The Bodleian Library’s recent Playing With History exhibition featured, among many other interesting historical games, the only known playing set of Suffragetto; a board game based on the battles between radical suffragettes and police constables in London during the early 20th century.
A free, online version of the game is also now available: see here for details!
The game itself appears to date from 1908/9 (Crawford, The Women’s Suffrage Movement: A Reference Guide, 1866-1928). Although widely reported upon in recent media as dating from 1917, the earlier dates are much more likely, as the radical suffrage movement was largely abated by the outbreak of the First World War in 1914.
Players enact the roles of either the suffragettes, represented by 21 green markers, or police constables, represented by 21 dark blue markers. The suffragettes’ object is to occupy the House of Commons with six markers while defending their home base of the Albert Hall against the police, whose object is, likewise, to occupy Albert Hall while defending the House of Commons.
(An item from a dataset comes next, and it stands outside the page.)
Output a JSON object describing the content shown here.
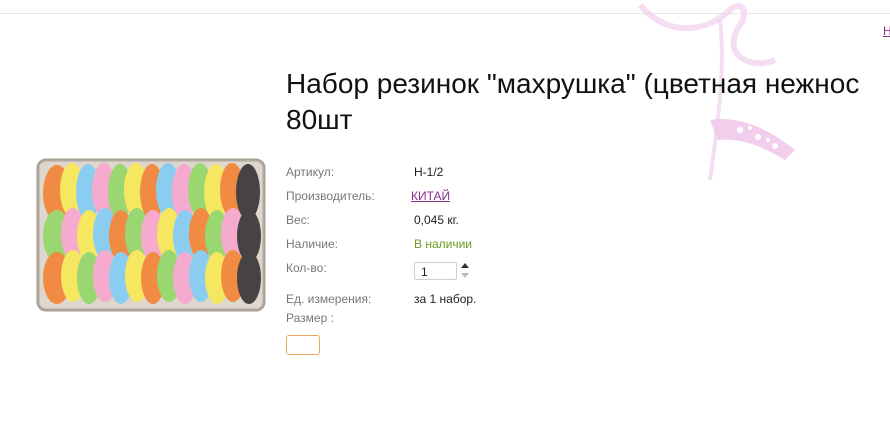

Each side includes five larger markers, representing the Leaders of the suffragettes and the Inspectors of the police, respectively.
Gameplay is engaged as each side takes turns in attempting to out-manoeuvre the other, capturing opposing markers by jumping over them as in chess or checkers. “Arrested” suffragette markers must remain within the Prison section of the board, while “disabled” police constable markers must remain within the Hospital section.
If, at any point, the Prison and the Hospital each contain 12 or more inmates, either player may insist on an exchange of 6 or fewer markers. The markers exchanged must be of equal value, e.g., A Leader is exchanged for an Inspector, and the rank and file of the Suffragette party for the rank and file of the Police.
See Georgia Tech’s Suffragetto webpage for much more information, including a printable playing board so you can play the game yourself!